> _YOUR OBJECTIVE_
Here are some entries. Repeat all of them exactly.

Content starts

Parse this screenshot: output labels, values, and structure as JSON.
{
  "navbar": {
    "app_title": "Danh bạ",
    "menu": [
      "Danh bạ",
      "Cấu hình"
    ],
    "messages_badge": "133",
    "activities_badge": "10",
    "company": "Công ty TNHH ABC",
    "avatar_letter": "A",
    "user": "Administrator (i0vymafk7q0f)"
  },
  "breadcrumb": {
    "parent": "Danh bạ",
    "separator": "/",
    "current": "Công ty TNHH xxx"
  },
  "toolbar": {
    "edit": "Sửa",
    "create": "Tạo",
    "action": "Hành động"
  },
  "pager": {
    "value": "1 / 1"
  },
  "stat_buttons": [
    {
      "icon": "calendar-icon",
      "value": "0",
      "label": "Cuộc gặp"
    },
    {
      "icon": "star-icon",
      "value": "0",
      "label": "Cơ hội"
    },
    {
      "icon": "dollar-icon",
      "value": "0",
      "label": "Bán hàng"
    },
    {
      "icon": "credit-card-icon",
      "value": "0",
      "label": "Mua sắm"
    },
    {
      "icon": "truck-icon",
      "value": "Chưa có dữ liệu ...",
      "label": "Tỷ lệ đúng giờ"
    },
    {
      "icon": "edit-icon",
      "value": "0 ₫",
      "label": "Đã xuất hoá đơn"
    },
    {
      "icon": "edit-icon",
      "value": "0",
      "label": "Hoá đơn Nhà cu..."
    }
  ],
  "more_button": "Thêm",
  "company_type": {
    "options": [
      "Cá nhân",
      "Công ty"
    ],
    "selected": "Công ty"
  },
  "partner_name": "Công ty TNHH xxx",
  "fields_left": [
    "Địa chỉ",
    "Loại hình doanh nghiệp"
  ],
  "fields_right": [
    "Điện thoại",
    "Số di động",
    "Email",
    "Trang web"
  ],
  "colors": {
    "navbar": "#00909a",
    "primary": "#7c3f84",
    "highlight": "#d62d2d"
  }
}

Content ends

> _REPLY TO THE EXERCISE_
Parse this screenshot: output labels, values, and structure as JSON.
{
  "navbar": {
    "app_title": "Danh bạ",
    "menu": [
      "Danh bạ",
      "Cấu hình"
    ],
    "messages_badge": "133",
    "activities_badge": "10",
    "company": "Công ty TNHH ABC",
    "avatar_letter": "A",
    "user": "Administrator (i0vymafk7q0f)"
  },
  "breadcrumb": {
    "parent": "Danh bạ",
    "separator": "/",
    "current": "Công ty TNHH xxx"
  },
  "toolbar": {
    "edit": "Sửa",
    "create": "Tạo",
    "action": "Hành động"
  },
  "pager": {
    "value": "1 / 1"
  },
  "stat_buttons": [
    {
      "icon": "calendar-icon",
      "value": "0",
      "label": "Cuộc gặp"
    },
    {
      "icon": "star-icon",
      "value": "0",
      "label": "Cơ hội"
    },
    {
      "icon": "dollar-icon",
      "value": "0",
      "label": "Bán hàng"
    },
    {
      "icon": "credit-card-icon",
      "value": "0",
      "label": "Mua sắm"
    },
    {
      "icon": "truck-icon",
      "value": "Chưa có dữ liệu ...",
      "label": "Tỷ lệ đúng giờ"
    },
    {
      "icon": "edit-icon",
      "value": "0 ₫",
      "label": "Đã xuất hoá đơn"
    },
    {
      "icon": "edit-icon",
      "value": "0",
      "label": "Hoá đơn Nhà cu..."
    }
  ],
  "more_button": "Thêm",
  "company_type": {
    "options": [
      "Cá nhân",
      "Công ty"
    ],
    "selected": "Công ty"
  },
  "partner_name": "Công ty TNHH xxx",
  "fields_left": [
    "Địa chỉ",
    "Loại hình doanh nghiệp"
  ],
  "fields_right": [
    "Điện thoại",
    "Số di động",
    "Email",
    "Trang web"
  ],
  "colors": {
    "navbar": "#00909a",
    "primary": "#7c3f84",
    "highlight": "#d62d2d"
  }
}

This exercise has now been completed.